Yang, 19, a Hmong hill tribesman who waited two years to go to the United States, tried to kill himself with a knife inside a squalid Bangkok way station for refugees. His precise motives are unclear. But his despair appears to have been heightened by his dealings with a resettlement bureaucracy that many refugees consider impersonal and arbitrary.

The attempted suicide took place inside Lumpini transit center, where Yang and five other family members had arrived in late July after receiving clearance to enter the United States.

In theory their stay in Lumpini should have lasted only a week or two while travel papers were issued and flight reservations fixed. But tuberculosis was discovered in Yang's mother and sister-in-law, and U.S. officials, routinely following U.S. law, put the entire family on "medical hold." They would all have to stay put until the disease was treated.

Meanwhile, Yang heard rumors that the Thai government planned to put all Hmong refugees on boats and sink them at sea. Thailand has forcibly sent home some refugees, and Yang appears to have believed this boat story. Already discouraged by two unscheduled months inside the crowded, prison-like transit center, he slashed himself deeply with a knife. He is still recuperating in a hospital.

Yang's case is an extreme example of the pain that the bureaucracy can inflict on people wending their way through the resettlement process. In camps around Thailand evidence of bureaucracy is abundant: Visitors are often besieged by people clutching worn photocopies of applications and pleading for intercession with resettlement authorities outside the camps.

U.S. officials here estimate that about 40,000 of the 175,000 refugees in Thai camps have been there three years or more. But they argue that low quotas, not paperwork, are the most important reasons for the long waiting periods.

Thailand harbors large numbers of refugees who have entered the country by land from Laos and Cambodia, as well as smaller numbers of Vietnamese who have arrived by boat.

The augmented quotas that followed last summer's Geneva Conference on Refugees -- the United States is accepting 6,000 people a month from Thailand compared to 1,500 a year ago -- have dramatically cut the time lag, U.S. officials say.

Before the conference a "well-qualified" refugee (one who had a relative in the United States or who worked for an American or American-supported agency in Indochina) faced a minimum of 14 months between registration and departure. Officials say that period has been cut in half.

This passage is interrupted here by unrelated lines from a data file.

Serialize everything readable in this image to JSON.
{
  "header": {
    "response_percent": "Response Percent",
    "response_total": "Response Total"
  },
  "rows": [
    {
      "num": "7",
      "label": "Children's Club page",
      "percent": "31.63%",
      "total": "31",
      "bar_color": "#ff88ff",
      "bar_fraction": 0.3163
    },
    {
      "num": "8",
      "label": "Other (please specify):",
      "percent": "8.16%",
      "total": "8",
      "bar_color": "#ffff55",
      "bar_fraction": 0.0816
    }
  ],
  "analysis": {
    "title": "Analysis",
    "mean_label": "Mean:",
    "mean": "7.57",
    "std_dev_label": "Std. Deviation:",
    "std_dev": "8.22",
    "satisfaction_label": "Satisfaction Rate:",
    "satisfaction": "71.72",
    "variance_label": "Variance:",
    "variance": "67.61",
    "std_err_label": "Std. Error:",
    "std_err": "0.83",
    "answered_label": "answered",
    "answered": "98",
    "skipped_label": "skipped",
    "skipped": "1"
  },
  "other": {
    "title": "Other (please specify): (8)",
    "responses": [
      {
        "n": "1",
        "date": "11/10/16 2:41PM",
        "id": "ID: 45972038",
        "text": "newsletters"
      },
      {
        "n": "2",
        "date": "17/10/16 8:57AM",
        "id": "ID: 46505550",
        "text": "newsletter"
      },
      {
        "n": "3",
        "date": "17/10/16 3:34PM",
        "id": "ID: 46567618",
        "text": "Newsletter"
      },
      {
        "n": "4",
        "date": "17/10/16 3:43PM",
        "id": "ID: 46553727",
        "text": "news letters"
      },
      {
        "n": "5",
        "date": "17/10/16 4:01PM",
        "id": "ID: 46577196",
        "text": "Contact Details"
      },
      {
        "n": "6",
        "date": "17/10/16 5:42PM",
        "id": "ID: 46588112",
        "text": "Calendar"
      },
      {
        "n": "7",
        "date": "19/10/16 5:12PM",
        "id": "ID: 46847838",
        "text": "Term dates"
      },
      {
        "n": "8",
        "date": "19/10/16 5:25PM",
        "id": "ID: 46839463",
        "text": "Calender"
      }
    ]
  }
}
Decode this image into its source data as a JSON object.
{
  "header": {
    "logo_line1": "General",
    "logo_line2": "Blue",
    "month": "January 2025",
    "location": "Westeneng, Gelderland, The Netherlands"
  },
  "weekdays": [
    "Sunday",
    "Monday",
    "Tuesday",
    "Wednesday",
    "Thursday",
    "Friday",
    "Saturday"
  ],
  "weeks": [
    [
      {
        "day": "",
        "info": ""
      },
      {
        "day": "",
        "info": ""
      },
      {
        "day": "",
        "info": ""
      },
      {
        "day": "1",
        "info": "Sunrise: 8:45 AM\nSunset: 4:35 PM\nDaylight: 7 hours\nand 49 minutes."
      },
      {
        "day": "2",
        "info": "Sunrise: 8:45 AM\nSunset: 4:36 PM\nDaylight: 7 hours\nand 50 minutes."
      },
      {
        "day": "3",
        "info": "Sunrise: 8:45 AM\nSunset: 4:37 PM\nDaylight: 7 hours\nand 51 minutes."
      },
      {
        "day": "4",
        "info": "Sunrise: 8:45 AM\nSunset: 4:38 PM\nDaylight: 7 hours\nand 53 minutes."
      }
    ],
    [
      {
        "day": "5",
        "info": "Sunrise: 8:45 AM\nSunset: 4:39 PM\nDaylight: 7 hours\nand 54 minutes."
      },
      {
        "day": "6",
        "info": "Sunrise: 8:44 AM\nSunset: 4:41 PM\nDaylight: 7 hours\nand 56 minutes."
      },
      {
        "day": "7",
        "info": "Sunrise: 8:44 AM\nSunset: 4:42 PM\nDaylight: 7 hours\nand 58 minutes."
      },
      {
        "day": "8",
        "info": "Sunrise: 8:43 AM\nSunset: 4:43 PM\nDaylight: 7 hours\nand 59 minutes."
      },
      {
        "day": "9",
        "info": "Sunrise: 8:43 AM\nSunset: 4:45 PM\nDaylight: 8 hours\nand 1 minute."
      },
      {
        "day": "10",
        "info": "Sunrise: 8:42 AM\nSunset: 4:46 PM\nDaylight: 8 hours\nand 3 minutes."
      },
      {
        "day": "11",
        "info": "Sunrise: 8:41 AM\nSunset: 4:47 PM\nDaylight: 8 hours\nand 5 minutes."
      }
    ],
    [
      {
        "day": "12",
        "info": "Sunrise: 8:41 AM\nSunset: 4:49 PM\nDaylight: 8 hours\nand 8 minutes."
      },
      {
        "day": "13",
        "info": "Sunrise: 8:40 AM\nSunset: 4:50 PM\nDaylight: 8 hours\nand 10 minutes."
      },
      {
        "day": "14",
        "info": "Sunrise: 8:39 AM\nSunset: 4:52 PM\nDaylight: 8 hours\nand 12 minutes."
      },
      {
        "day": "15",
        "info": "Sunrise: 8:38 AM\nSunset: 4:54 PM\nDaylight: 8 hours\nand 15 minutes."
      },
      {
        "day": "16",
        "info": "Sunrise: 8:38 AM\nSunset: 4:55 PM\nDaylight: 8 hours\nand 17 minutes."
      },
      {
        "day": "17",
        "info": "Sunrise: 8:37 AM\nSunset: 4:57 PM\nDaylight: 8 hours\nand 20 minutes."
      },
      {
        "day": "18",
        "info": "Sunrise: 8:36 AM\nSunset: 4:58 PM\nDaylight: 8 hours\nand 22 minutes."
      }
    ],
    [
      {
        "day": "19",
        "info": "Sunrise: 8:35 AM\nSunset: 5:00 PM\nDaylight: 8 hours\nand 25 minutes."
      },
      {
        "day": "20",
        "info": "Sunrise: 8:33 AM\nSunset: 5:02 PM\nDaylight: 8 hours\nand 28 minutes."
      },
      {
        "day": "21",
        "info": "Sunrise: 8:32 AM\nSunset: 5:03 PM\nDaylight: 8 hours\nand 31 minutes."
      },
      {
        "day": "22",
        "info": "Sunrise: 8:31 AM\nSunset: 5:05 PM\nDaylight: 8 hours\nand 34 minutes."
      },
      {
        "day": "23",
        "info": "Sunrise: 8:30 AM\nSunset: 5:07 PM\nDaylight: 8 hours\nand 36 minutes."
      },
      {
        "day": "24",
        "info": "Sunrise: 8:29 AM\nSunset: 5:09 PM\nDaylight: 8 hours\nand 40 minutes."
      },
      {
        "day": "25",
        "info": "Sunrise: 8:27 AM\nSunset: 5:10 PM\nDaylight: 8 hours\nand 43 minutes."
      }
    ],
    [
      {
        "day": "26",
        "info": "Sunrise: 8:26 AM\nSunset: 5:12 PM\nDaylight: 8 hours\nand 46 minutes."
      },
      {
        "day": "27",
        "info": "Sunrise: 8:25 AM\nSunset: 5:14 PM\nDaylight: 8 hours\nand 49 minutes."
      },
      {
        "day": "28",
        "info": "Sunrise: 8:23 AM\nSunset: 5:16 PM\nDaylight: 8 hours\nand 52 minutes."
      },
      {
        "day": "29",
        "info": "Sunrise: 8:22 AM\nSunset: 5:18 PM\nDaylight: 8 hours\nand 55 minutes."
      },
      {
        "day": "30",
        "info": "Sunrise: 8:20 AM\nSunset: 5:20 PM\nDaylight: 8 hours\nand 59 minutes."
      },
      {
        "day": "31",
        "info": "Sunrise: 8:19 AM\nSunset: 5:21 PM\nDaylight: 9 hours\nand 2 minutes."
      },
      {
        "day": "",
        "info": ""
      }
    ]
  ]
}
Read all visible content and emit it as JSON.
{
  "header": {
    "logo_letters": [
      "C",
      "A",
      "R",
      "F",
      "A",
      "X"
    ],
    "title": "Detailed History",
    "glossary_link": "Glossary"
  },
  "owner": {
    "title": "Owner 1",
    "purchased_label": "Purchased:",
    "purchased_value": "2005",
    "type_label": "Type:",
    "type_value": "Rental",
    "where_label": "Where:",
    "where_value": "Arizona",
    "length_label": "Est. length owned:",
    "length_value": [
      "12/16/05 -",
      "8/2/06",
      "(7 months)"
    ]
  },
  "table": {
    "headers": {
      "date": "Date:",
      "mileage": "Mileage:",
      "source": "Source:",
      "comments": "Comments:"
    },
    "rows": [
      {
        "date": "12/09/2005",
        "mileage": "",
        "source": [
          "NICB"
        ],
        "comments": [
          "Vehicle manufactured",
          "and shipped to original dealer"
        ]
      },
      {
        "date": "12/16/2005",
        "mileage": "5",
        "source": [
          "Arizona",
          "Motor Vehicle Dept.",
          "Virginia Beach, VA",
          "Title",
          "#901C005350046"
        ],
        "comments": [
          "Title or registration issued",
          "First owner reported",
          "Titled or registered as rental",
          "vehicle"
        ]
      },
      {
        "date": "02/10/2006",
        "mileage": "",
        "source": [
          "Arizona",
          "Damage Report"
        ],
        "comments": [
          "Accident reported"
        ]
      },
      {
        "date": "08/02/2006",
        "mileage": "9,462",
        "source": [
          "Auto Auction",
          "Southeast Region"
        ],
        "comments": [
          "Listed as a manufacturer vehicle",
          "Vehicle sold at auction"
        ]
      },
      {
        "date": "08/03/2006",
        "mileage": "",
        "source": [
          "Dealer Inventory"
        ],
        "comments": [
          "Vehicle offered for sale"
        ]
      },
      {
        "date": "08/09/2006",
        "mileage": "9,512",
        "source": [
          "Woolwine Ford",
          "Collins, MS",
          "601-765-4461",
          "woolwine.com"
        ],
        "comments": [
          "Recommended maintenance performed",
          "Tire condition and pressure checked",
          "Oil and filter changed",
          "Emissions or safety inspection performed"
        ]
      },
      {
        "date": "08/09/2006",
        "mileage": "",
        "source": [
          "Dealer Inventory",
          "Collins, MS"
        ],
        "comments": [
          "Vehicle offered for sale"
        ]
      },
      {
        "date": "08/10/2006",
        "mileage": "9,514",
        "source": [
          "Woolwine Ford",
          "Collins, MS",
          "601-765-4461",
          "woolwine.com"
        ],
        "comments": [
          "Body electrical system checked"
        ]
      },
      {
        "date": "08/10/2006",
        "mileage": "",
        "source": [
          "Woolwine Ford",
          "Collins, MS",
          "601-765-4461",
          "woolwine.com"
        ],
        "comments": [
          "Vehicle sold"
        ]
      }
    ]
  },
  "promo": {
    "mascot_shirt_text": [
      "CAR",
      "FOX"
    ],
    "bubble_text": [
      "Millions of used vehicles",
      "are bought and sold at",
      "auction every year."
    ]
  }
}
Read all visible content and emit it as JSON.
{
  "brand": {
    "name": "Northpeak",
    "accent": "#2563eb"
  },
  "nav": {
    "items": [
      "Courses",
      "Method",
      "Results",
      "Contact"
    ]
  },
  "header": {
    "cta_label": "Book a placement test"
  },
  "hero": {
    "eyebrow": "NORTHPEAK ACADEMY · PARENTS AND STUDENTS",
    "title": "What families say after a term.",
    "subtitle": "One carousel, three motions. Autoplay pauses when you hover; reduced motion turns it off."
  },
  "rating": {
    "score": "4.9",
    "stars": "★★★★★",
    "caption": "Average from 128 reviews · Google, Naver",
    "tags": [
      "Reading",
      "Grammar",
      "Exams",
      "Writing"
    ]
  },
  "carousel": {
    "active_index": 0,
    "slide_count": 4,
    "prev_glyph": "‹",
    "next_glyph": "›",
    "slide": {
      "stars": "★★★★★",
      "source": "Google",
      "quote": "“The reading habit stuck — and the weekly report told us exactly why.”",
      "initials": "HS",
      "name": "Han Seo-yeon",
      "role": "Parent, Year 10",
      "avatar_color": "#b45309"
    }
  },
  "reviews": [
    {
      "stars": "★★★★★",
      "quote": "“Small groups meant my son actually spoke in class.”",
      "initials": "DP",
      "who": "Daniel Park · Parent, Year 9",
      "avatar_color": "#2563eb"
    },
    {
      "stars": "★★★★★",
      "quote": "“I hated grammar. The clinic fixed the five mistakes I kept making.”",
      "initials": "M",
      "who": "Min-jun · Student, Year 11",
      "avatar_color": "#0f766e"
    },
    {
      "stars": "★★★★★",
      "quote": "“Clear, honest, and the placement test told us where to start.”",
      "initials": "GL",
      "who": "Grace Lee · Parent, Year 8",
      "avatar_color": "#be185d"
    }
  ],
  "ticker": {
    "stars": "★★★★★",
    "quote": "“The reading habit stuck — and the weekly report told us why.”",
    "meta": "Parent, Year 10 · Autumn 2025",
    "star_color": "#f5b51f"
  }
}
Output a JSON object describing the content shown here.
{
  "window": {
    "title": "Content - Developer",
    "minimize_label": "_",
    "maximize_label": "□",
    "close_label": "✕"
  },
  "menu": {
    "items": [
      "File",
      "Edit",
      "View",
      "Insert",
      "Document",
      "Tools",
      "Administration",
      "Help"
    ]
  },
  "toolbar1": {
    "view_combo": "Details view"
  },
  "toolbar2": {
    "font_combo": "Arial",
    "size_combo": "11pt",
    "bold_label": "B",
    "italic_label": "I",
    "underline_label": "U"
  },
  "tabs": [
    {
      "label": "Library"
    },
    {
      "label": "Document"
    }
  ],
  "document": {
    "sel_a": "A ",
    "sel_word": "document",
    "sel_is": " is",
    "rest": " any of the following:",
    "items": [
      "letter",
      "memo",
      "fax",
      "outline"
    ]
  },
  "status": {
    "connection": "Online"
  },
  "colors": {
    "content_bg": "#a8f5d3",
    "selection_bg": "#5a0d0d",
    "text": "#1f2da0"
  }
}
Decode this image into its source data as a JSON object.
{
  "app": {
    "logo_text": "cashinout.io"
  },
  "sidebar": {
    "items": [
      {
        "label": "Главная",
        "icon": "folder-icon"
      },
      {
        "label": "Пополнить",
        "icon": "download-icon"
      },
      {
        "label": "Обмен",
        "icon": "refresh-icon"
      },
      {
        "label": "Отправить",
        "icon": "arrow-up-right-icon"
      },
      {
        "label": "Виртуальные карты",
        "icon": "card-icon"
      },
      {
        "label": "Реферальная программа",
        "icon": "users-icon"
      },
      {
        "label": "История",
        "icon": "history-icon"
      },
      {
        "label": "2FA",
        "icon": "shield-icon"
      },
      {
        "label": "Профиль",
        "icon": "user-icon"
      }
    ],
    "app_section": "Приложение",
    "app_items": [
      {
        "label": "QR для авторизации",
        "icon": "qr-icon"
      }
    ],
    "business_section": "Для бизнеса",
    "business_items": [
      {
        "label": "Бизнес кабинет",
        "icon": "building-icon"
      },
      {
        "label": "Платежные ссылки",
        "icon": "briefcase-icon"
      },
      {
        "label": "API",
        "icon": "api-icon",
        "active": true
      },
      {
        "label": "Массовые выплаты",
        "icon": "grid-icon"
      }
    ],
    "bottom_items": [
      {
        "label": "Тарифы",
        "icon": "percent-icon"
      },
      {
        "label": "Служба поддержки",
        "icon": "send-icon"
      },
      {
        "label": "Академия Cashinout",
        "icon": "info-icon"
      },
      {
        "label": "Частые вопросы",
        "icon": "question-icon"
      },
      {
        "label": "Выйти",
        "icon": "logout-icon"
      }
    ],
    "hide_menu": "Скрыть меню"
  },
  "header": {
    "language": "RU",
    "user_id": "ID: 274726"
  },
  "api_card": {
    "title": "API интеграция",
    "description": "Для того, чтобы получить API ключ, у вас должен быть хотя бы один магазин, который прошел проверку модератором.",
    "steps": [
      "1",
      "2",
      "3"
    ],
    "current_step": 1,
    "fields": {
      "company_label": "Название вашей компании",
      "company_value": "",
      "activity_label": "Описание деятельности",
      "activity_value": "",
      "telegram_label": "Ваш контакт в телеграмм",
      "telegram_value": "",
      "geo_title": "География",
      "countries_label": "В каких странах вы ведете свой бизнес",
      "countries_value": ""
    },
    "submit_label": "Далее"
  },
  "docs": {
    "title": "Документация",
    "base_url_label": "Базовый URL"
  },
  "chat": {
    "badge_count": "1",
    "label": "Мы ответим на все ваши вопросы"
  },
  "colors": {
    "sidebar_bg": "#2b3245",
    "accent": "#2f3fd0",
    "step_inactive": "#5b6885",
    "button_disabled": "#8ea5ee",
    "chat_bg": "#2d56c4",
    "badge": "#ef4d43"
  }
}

Nevertheless, refugee workers privately tell tales of bureaucratic ineptitude prolonging the resettlement process.

Last month, for instance, too many people were brought to Bangkok for processing, and the city's three transit centers became saturated with what one official called "long-term medical holds."

To relieve the crowding, it was decided to send 800 of them to a camp 250 miles away. Many refugees were furious. Others, suspecting a plot to forcibly repatriate them as happened to 42,000 Cambodians in June, had to be cajoled into boarding the buses.

The refugee bureaucracy in Thailand has grown by fits and starts. It is coordinated by no single agency and is composed of disparate private and governmental groups that sometimes feud with each other and within themselves.

For example, official Thai policy is that refugee resettlement elsewhere should be expedited. Yet the Thai agencies that donated space for the three Bangkok transit centers have all petitioned for their return. Foreign refugee officials had to spend months negotiating an expansion of the Lumpini center, which the Thais wanted to turn into a gymnasium for cadets.

The local office of the U.N. High Commissioner for Refugees serves as a sort of employment agency for countries accepting Thais for resettlement, proposing candidates who meet standards the countries lay down. Yet the United Nations has insufficient staff to register everyone in the camps and is not sure precisely how many people are actually there.

Many countries, notably the United States, France and Australia, send their own people into the camps to register and interview. Refugees sometimes apply for several countries and then are accepted by one and leave without informing the others. If the departing refugees are orphans, speakers of a European language or have skills in high demand, the countries that lose out are not pleased.